YOUR GOAL:
Filter the records below and copy every line containing the word "Eliminar".

ENTRIES SUPPLIED:
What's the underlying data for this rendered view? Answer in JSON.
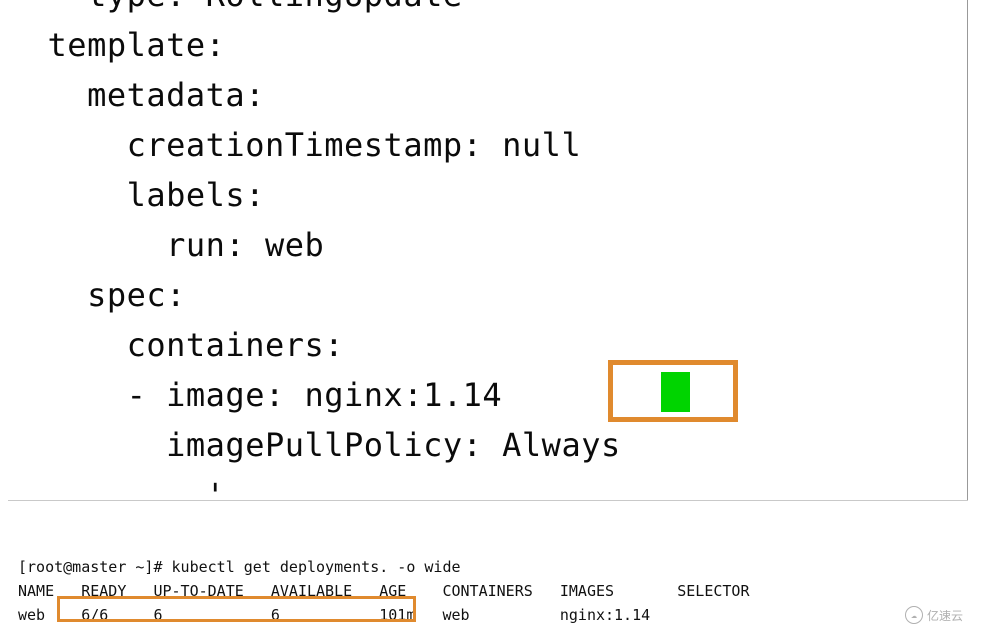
{
  "yaml": {
    "line1": "    type: RollingUpdate",
    "line2": "  template:",
    "line3": "    metadata:",
    "line4": "      creationTimestamp: null",
    "line5": "      labels:",
    "line6": "        run: web",
    "line7": "    spec:",
    "line8": "      containers:",
    "line9": "      - image: nginx:1.14",
    "line10": "        imagePullPolicy: Always",
    "line11": "          '"
  },
  "highlighted_image_version": "14",
  "terminal": {
    "prompt": "[root@master ~]# ",
    "command": "kubectl get deployments. -o wide",
    "headers": "NAME   READY   UP-TO-DATE   AVAILABLE   AGE    CONTAINERS   IMAGES       SELECTOR",
    "row": "web    6/6     6            6           101m   web          nginx:1.14"
  },
  "deployment_highlight": {
    "name": "web",
    "ready": "6/6",
    "up_to_date": "6",
    "available": "6"
  },
  "watermark": {
    "text": "亿速云"
  }
}
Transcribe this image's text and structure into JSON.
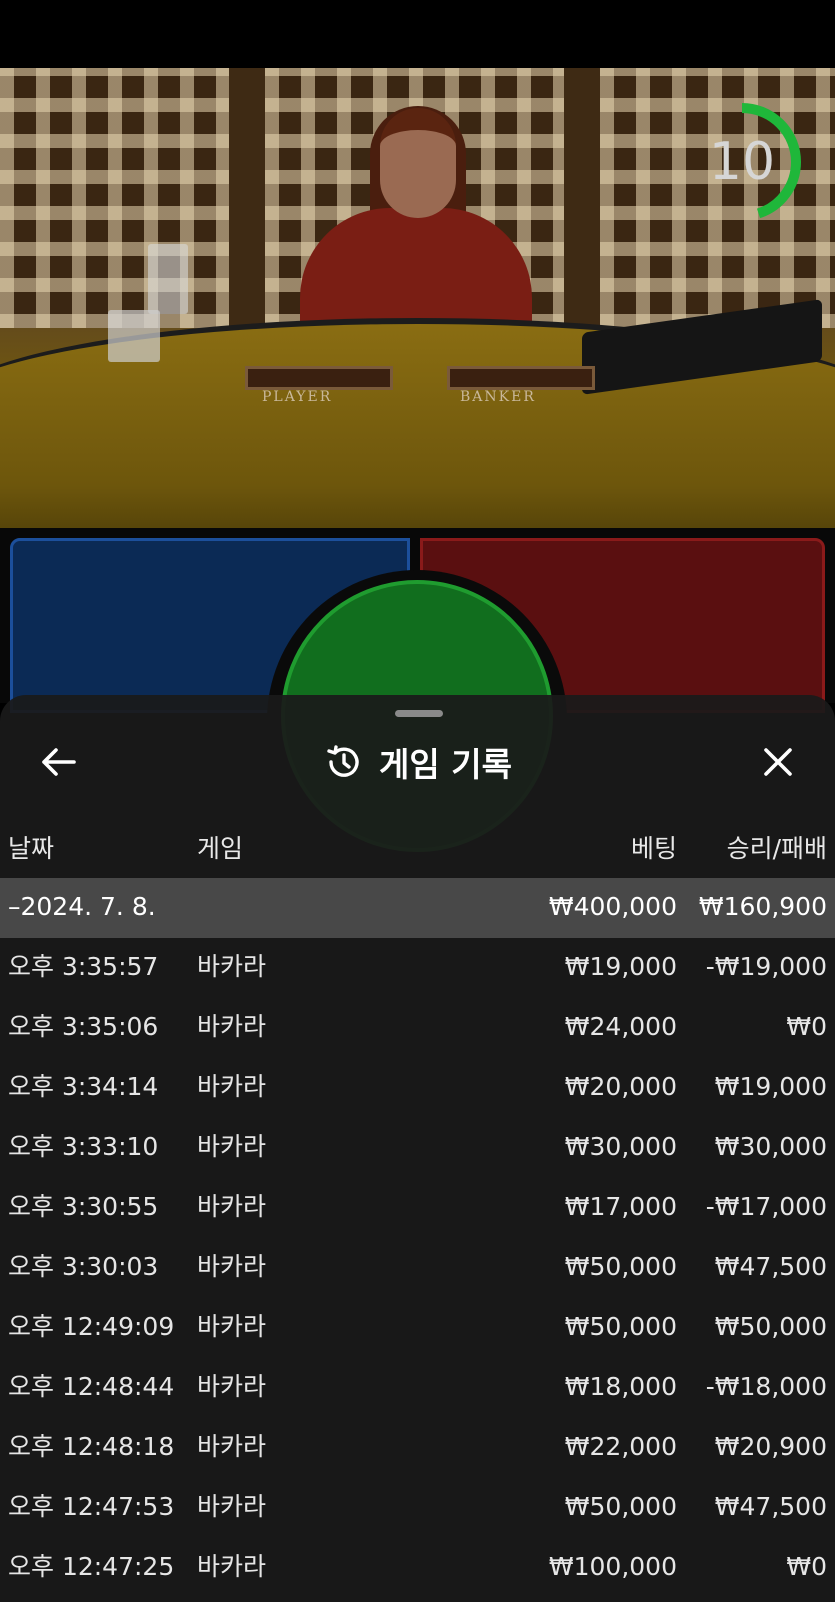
{
  "timer": {
    "value": "10",
    "progress": 0.45,
    "color": "#1fb73a"
  },
  "table": {
    "player_label": "PLAYER",
    "banker_label": "BANKER"
  },
  "sheet": {
    "title": "게임 기록",
    "back_icon": "arrow-left-icon",
    "history_icon": "history-icon",
    "close_icon": "close-icon"
  },
  "columns": {
    "date": "날짜",
    "game": "게임",
    "bet": "베팅",
    "win_loss": "승리/패배"
  },
  "summary": {
    "date": "–2024. 7. 8.",
    "bet": "₩400,000",
    "win_loss": "₩160,900"
  },
  "rows": [
    {
      "time": "오후 3:35:57",
      "game": "바카라",
      "bet": "₩19,000",
      "win_loss": "-₩19,000"
    },
    {
      "time": "오후 3:35:06",
      "game": "바카라",
      "bet": "₩24,000",
      "win_loss": "₩0"
    },
    {
      "time": "오후 3:34:14",
      "game": "바카라",
      "bet": "₩20,000",
      "win_loss": "₩19,000"
    },
    {
      "time": "오후 3:33:10",
      "game": "바카라",
      "bet": "₩30,000",
      "win_loss": "₩30,000"
    },
    {
      "time": "오후 3:30:55",
      "game": "바카라",
      "bet": "₩17,000",
      "win_loss": "-₩17,000"
    },
    {
      "time": "오후 3:30:03",
      "game": "바카라",
      "bet": "₩50,000",
      "win_loss": "₩47,500"
    },
    {
      "time": "오후 12:49:09",
      "game": "바카라",
      "bet": "₩50,000",
      "win_loss": "₩50,000"
    },
    {
      "time": "오후 12:48:44",
      "game": "바카라",
      "bet": "₩18,000",
      "win_loss": "-₩18,000"
    },
    {
      "time": "오후 12:48:18",
      "game": "바카라",
      "bet": "₩22,000",
      "win_loss": "₩20,900"
    },
    {
      "time": "오후 12:47:53",
      "game": "바카라",
      "bet": "₩50,000",
      "win_loss": "₩47,500"
    },
    {
      "time": "오후 12:47:25",
      "game": "바카라",
      "bet": "₩100,000",
      "win_loss": "₩0"
    }
  ]
}
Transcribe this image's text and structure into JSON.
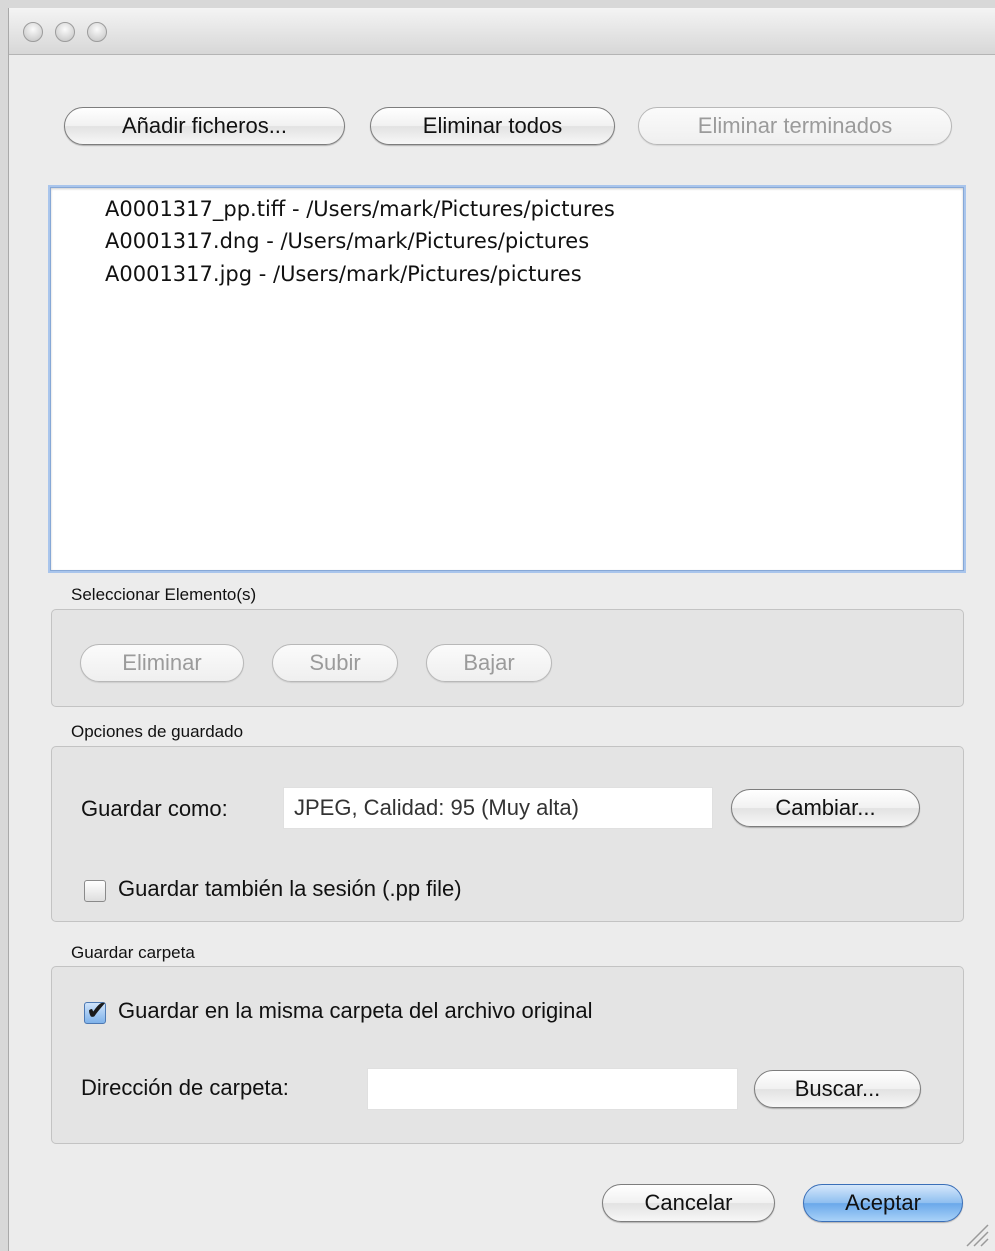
{
  "toolbar": {
    "add_files": "Añadir ficheros...",
    "remove_all": "Eliminar todos",
    "remove_finished": "Eliminar terminados"
  },
  "file_list": {
    "items": [
      "A0001317_pp.tiff - /Users/mark/Pictures/pictures",
      "A0001317.dng - /Users/mark/Pictures/pictures",
      "A0001317.jpg - /Users/mark/Pictures/pictures"
    ]
  },
  "select_group": {
    "title": "Seleccionar Elemento(s)",
    "remove": "Eliminar",
    "up": "Subir",
    "down": "Bajar"
  },
  "save_options": {
    "title": "Opciones de guardado",
    "save_as_label": "Guardar como:",
    "save_as_value": "JPEG, Calidad: 95 (Muy alta)",
    "change": "Cambiar...",
    "save_session_label": "Guardar también la sesión (.pp file)",
    "save_session_checked": false
  },
  "save_folder": {
    "title": "Guardar carpeta",
    "same_folder_label": "Guardar en la misma carpeta del archivo original",
    "same_folder_checked": true,
    "folder_path_label": "Dirección de carpeta:",
    "folder_path_value": "",
    "browse": "Buscar..."
  },
  "footer": {
    "cancel": "Cancelar",
    "accept": "Aceptar"
  }
}
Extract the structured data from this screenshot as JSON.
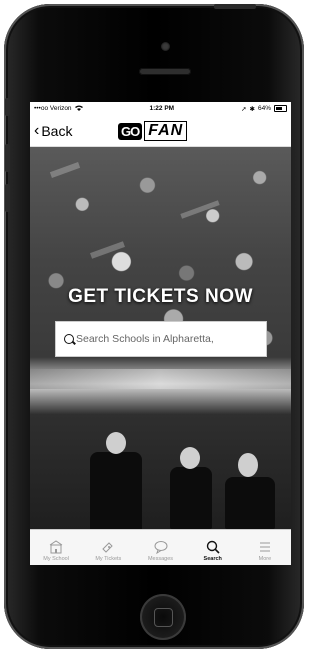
{
  "status_bar": {
    "carrier": "•••oo Verizon",
    "time": "1:22 PM",
    "battery": "64%"
  },
  "nav": {
    "back_label": "Back",
    "logo_go": "GO",
    "logo_fan": "FAN"
  },
  "hero": {
    "title": "GET TICKETS NOW"
  },
  "search": {
    "placeholder": "Search Schools in Alpharetta,"
  },
  "tabbar": {
    "items": [
      {
        "label": "My School",
        "icon": "school-icon"
      },
      {
        "label": "My Tickets",
        "icon": "ticket-icon"
      },
      {
        "label": "Messages",
        "icon": "messages-icon"
      },
      {
        "label": "Search",
        "icon": "search-icon",
        "active": true
      },
      {
        "label": "More",
        "icon": "menu-icon"
      }
    ]
  }
}
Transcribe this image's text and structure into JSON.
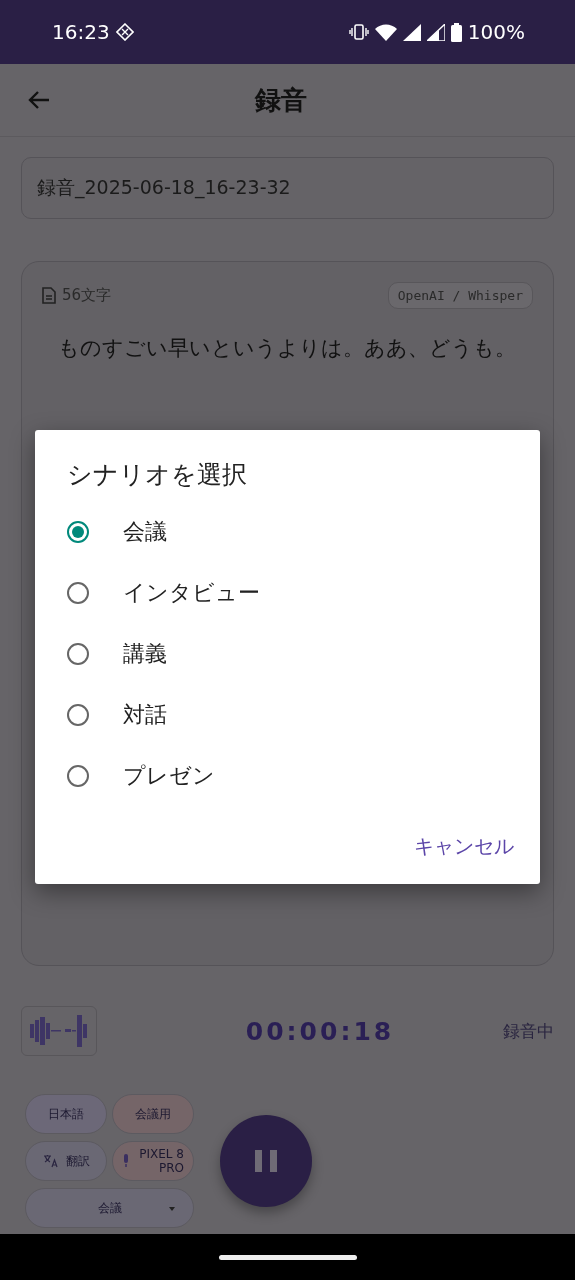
{
  "status_bar": {
    "time": "16:23",
    "battery": "100%"
  },
  "app_bar": {
    "title": "録音"
  },
  "filename_field": {
    "value": "録音_2025-06-18_16-23-32"
  },
  "transcript": {
    "char_count": "56文字",
    "engine": "OpenAI / Whisper",
    "text": "ものすごい早いというよりは。ああ、どうも。"
  },
  "recorder": {
    "timer": "00:00:18",
    "status": "録音中"
  },
  "chips": [
    {
      "label": "日本語",
      "kind": "language"
    },
    {
      "label": "会議用",
      "kind": "preset"
    },
    {
      "label": "翻訳",
      "kind": "translate"
    },
    {
      "label": "PIXEL 8 PRO",
      "kind": "mic"
    }
  ],
  "scenario_dropdown": {
    "value": "会議"
  },
  "dialog": {
    "title": "シナリオを選択",
    "options": [
      {
        "label": "会議",
        "selected": true
      },
      {
        "label": "インタビュー",
        "selected": false
      },
      {
        "label": "講義",
        "selected": false
      },
      {
        "label": "対話",
        "selected": false
      },
      {
        "label": "プレゼン",
        "selected": false
      }
    ],
    "cancel": "キャンセル"
  }
}
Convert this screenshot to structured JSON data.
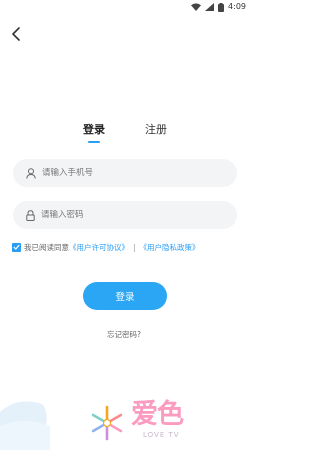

RESPONSE AREA:
    "remove_all": "Eliminar todos",
    "remove_finished": "Eliminar terminados"
    "remove": "Eliminar",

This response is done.